WORK REQUEST. From first line to last, retype the data exactly.

= = = = = = =

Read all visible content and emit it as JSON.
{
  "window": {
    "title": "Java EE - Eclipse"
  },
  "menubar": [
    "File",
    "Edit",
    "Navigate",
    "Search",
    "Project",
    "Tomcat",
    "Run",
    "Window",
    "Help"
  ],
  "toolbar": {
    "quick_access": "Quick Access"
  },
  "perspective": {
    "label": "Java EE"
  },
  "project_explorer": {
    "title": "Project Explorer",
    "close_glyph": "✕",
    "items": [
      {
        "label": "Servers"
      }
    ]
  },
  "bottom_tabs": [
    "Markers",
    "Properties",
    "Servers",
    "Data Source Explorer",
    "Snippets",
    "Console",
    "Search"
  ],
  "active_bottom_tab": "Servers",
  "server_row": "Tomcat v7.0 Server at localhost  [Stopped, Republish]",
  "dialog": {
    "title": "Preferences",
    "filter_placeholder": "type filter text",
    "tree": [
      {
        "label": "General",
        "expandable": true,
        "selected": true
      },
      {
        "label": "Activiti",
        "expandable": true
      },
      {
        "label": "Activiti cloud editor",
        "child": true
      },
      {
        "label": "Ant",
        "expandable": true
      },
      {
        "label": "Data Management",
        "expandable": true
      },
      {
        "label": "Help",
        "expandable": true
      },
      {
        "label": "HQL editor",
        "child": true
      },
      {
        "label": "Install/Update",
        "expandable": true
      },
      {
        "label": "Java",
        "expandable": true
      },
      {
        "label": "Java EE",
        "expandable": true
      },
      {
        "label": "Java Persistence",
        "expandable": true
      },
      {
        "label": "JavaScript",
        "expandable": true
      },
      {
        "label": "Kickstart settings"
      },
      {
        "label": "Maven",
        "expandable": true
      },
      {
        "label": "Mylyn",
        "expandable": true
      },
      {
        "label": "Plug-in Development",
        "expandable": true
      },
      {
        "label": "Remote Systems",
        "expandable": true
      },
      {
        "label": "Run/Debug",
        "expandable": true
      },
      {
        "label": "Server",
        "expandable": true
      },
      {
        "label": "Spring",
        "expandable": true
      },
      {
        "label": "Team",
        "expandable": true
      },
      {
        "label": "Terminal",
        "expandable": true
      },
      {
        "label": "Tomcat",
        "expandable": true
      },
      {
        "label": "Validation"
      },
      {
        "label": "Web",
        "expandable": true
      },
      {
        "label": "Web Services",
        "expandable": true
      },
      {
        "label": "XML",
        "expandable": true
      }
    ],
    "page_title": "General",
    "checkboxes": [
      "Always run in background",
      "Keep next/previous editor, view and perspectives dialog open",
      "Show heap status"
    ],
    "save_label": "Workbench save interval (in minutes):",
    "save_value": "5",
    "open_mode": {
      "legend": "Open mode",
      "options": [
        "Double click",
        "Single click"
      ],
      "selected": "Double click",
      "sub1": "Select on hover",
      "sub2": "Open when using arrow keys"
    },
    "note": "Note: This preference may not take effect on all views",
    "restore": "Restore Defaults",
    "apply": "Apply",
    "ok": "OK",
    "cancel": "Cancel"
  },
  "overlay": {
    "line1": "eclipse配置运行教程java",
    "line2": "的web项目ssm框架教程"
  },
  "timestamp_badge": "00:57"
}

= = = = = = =

EXERCISE SOLUTION.
Read all visible content and emit it as JSON.
{
  "window": {
    "title": "Java EE - Eclipse"
  },
  "menubar": [
    "File",
    "Edit",
    "Navigate",
    "Search",
    "Project",
    "Tomcat",
    "Run",
    "Window",
    "Help"
  ],
  "toolbar": {
    "quick_access": "Quick Access"
  },
  "perspective": {
    "label": "Java EE"
  },
  "project_explorer": {
    "title": "Project Explorer",
    "close_glyph": "✕",
    "items": [
      {
        "label": "Servers"
      }
    ]
  },
  "bottom_tabs": [
    "Markers",
    "Properties",
    "Servers",
    "Data Source Explorer",
    "Snippets",
    "Console",
    "Search"
  ],
  "active_bottom_tab": "Servers",
  "server_row": "Tomcat v7.0 Server at localhost  [Stopped, Republish]",
  "dialog": {
    "title": "Preferences",
    "filter_placeholder": "type filter text",
    "tree": [
      {
        "label": "General",
        "expandable": true,
        "selected": true
      },
      {
        "label": "Activiti",
        "expandable": true
      },
      {
        "label": "Activiti cloud editor",
        "child": true
      },
      {
        "label": "Ant",
        "expandable": true
      },
      {
        "label": "Data Management",
        "expandable": true
      },
      {
        "label": "Help",
        "expandable": true
      },
      {
        "label": "HQL editor",
        "child": true
      },
      {
        "label": "Install/Update",
        "expandable": true
      },
      {
        "label": "Java",
        "expandable": true
      },
      {
        "label": "Java EE",
        "expandable": true
      },
      {
        "label": "Java Persistence",
        "expandable": true
      },
      {
        "label": "JavaScript",
        "expandable": true
      },
      {
        "label": "Kickstart settings"
      },
      {
        "label": "Maven",
        "expandable": true
      },
      {
        "label": "Mylyn",
        "expandable": true
      },
      {
        "label": "Plug-in Development",
        "expandable": true
      },
      {
        "label": "Remote Systems",
        "expandable": true
      },
      {
        "label": "Run/Debug",
        "expandable": true
      },
      {
        "label": "Server",
        "expandable": true
      },
      {
        "label": "Spring",
        "expandable": true
      },
      {
        "label": "Team",
        "expandable": true
      },
      {
        "label": "Terminal",
        "expandable": true
      },
      {
        "label": "Tomcat",
        "expandable": true
      },
      {
        "label": "Validation"
      },
      {
        "label": "Web",
        "expandable": true
      },
      {
        "label": "Web Services",
        "expandable": true
      },
      {
        "label": "XML",
        "expandable": true
      }
    ],
    "page_title": "General",
    "checkboxes": [
      "Always run in background",
      "Keep next/previous editor, view and perspectives dialog open",
      "Show heap status"
    ],
    "save_label": "Workbench save interval (in minutes):",
    "save_value": "5",
    "open_mode": {
      "legend": "Open mode",
      "options": [
        "Double click",
        "Single click"
      ],
      "selected": "Double click",
      "sub1": "Select on hover",
      "sub2": "Open when using arrow keys"
    },
    "note": "Note: This preference may not take effect on all views",
    "restore": "Restore Defaults",
    "apply": "Apply",
    "ok": "OK",
    "cancel": "Cancel"
  },
  "overlay": {
    "line1": "eclipse配置运行教程java",
    "line2": "的web项目ssm框架教程"
  },
  "timestamp_badge": "00:57"
}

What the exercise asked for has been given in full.